-- TASK REQUIREMENTS --
If a line in the records contains the string "background", show that line.

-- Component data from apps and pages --
▬▬▬

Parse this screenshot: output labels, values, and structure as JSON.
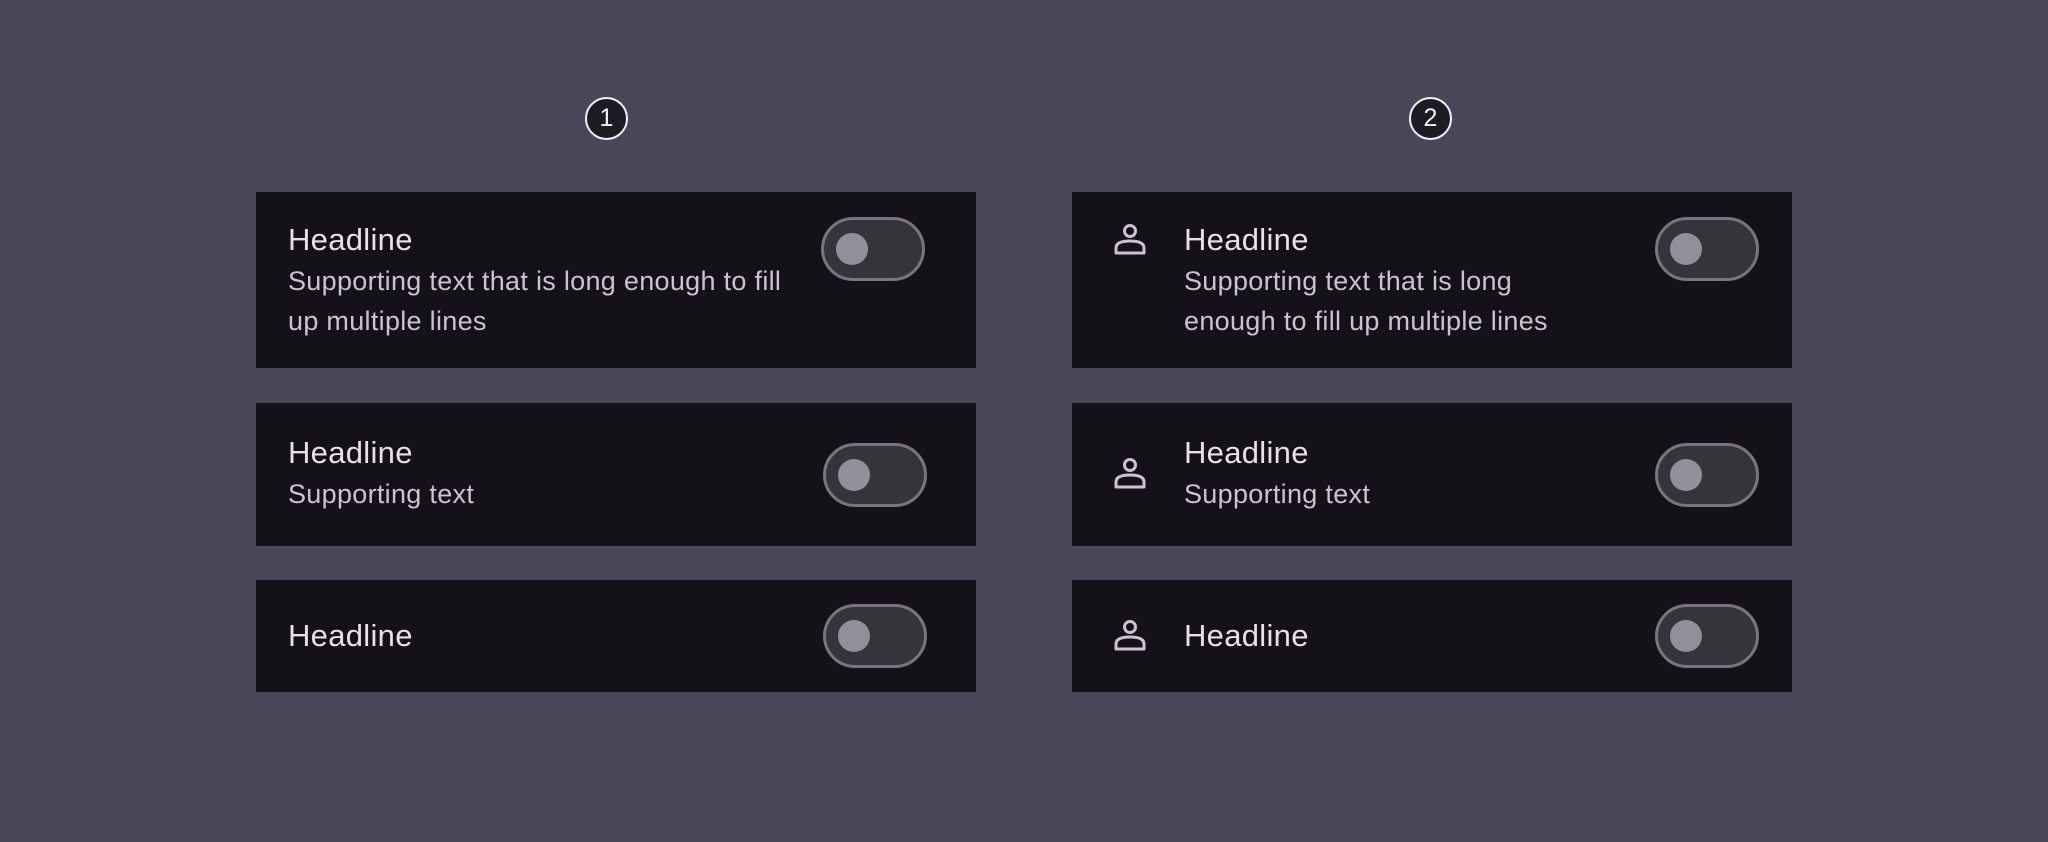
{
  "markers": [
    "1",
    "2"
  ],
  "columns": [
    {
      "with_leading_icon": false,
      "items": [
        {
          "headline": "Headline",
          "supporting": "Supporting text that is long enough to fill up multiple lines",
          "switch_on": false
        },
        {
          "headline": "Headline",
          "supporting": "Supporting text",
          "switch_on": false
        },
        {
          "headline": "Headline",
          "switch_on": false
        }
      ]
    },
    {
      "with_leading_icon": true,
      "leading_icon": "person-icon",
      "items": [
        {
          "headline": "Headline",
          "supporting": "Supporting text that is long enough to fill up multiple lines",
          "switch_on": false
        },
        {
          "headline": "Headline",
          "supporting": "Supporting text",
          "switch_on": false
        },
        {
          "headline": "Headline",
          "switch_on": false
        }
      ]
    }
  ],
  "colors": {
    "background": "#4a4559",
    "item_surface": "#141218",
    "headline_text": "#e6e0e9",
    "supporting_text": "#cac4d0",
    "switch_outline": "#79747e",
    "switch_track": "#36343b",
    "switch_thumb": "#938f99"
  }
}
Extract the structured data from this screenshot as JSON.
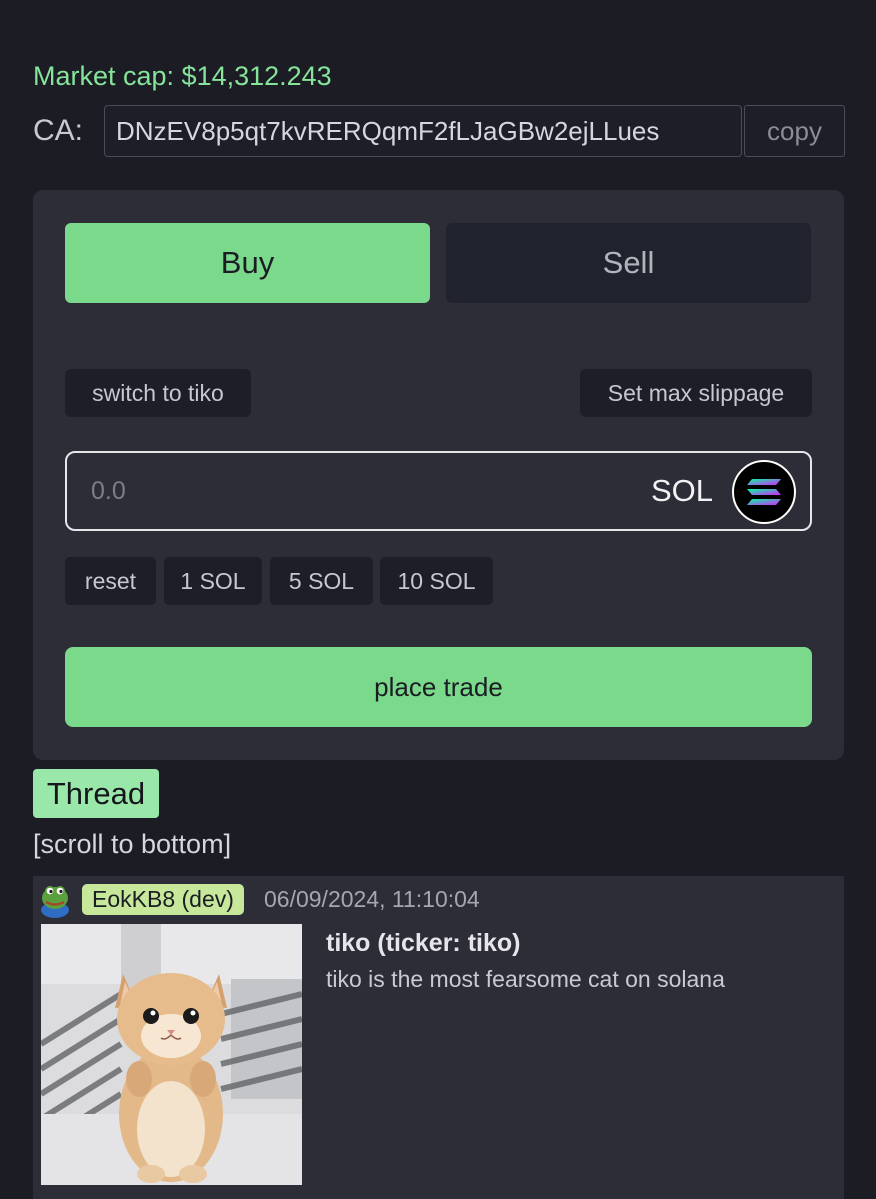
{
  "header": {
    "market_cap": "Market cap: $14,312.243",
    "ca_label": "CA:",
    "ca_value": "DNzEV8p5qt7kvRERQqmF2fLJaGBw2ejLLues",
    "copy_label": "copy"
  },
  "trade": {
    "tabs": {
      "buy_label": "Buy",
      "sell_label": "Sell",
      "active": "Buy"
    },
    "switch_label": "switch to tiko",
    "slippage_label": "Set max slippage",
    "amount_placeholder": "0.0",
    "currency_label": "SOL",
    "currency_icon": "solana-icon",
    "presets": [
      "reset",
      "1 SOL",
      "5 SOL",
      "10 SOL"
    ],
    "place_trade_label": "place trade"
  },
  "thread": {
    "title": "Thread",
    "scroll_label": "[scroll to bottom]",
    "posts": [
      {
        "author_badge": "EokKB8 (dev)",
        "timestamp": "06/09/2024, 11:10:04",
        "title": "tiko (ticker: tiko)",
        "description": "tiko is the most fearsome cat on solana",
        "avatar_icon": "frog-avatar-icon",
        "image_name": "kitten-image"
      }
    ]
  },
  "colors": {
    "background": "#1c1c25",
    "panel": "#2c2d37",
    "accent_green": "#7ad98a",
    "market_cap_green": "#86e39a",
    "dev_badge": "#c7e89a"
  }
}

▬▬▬

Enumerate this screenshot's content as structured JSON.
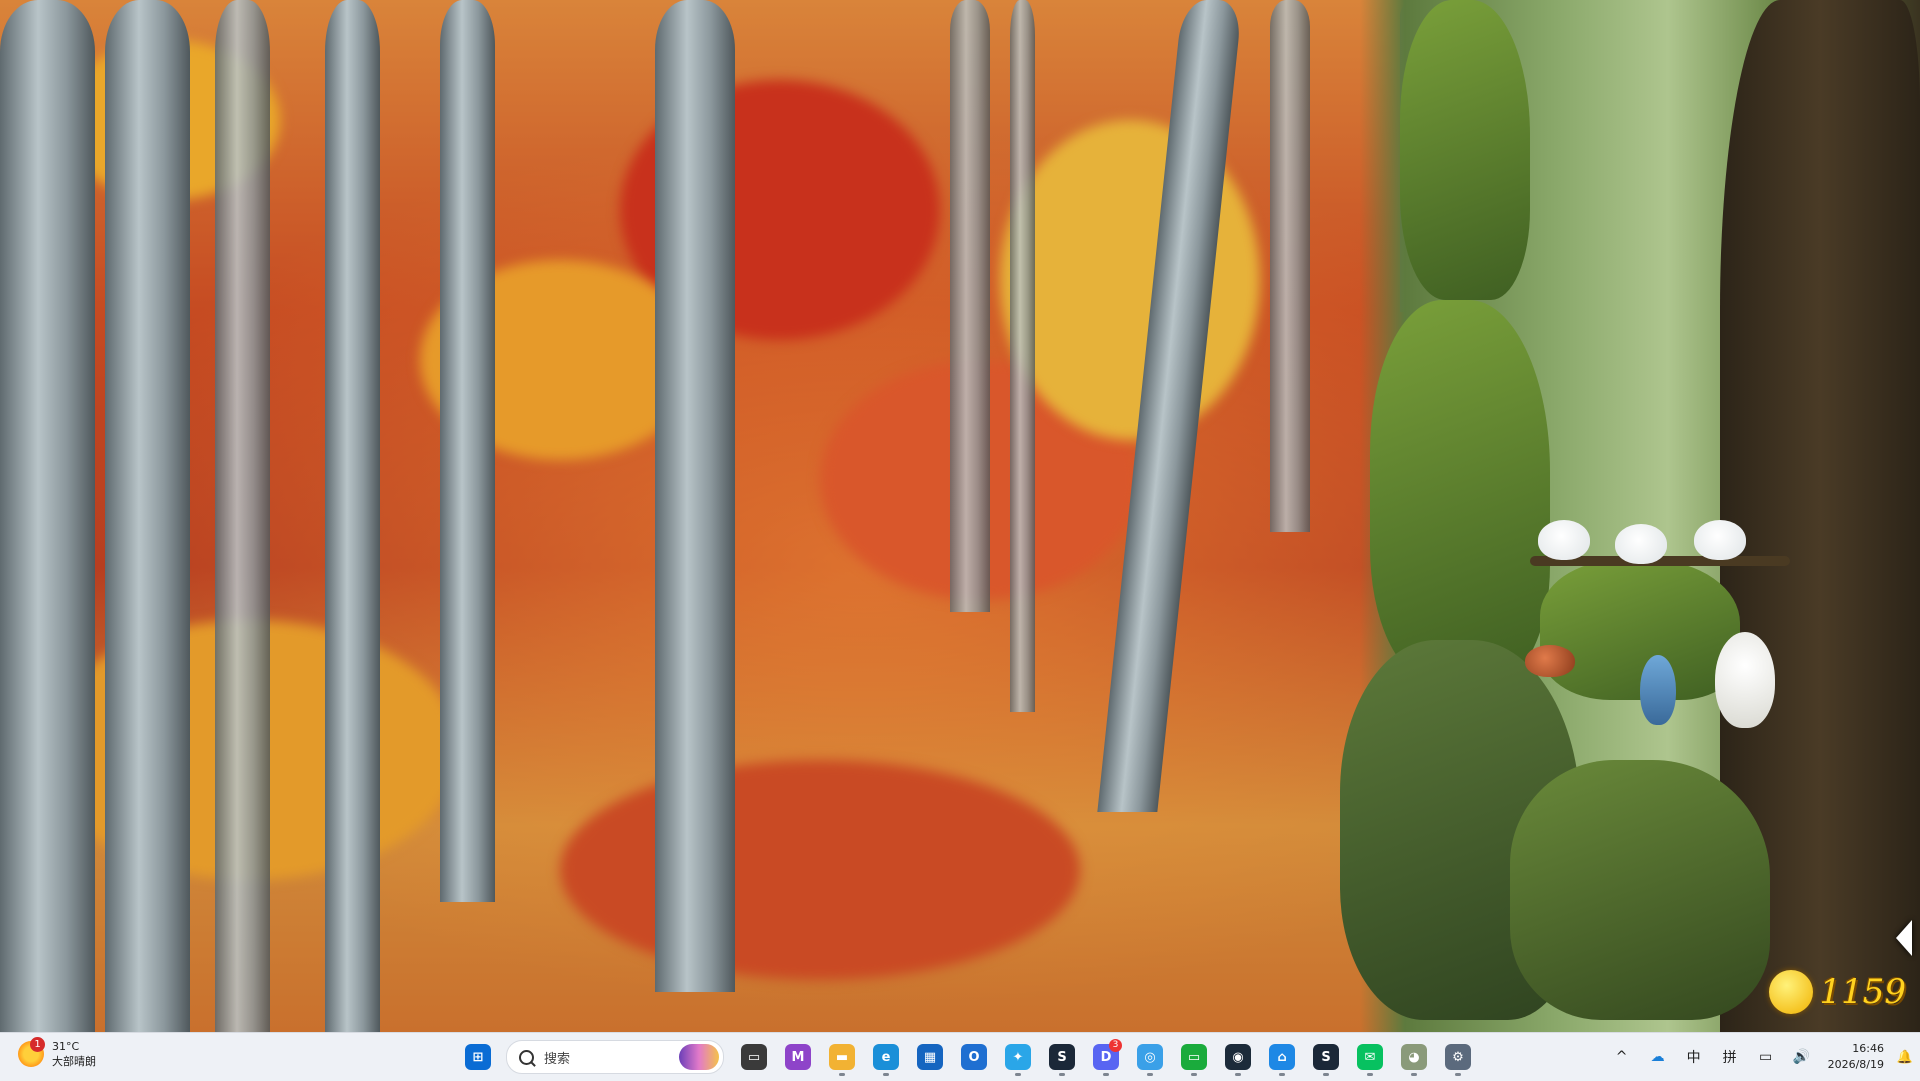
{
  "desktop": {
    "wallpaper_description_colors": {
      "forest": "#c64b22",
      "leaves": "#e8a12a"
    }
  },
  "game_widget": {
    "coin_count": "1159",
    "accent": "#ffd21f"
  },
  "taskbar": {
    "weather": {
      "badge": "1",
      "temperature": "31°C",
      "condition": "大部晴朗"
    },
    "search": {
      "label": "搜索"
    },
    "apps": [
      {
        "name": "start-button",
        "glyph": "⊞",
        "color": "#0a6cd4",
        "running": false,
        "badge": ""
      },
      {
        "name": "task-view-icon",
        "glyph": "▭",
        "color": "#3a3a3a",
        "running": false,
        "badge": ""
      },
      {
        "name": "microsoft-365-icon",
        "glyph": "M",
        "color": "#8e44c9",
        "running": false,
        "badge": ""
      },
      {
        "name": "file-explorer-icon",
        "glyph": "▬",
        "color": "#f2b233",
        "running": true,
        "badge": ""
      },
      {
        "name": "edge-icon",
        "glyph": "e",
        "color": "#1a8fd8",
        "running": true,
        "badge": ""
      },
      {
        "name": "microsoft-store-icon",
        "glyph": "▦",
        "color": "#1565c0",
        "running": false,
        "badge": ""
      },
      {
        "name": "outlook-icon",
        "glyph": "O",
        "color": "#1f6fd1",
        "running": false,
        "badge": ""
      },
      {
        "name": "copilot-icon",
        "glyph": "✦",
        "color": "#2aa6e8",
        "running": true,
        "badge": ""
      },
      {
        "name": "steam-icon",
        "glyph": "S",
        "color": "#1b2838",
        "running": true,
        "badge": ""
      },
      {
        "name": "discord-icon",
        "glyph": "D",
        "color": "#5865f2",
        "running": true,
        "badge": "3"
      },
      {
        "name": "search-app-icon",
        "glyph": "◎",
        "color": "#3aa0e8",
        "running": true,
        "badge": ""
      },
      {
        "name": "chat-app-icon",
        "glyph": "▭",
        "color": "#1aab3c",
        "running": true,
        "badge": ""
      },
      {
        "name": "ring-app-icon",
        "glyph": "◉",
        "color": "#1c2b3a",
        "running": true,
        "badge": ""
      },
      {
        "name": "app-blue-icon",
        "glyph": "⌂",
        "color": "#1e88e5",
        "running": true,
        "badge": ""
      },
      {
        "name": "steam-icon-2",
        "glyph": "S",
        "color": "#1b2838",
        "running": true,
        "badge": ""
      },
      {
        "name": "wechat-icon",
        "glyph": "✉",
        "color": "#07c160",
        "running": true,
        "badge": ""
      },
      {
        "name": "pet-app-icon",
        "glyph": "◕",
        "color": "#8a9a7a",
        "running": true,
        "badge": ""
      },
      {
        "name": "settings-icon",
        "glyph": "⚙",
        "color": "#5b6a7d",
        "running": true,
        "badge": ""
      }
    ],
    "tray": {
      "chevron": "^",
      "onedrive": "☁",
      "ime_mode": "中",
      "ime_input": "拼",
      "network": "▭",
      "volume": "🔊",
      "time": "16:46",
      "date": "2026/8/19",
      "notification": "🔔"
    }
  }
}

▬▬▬

-- ANSWER FOR THE TASK --
    "background": "#4a4559",
    "background": "#1c1c25",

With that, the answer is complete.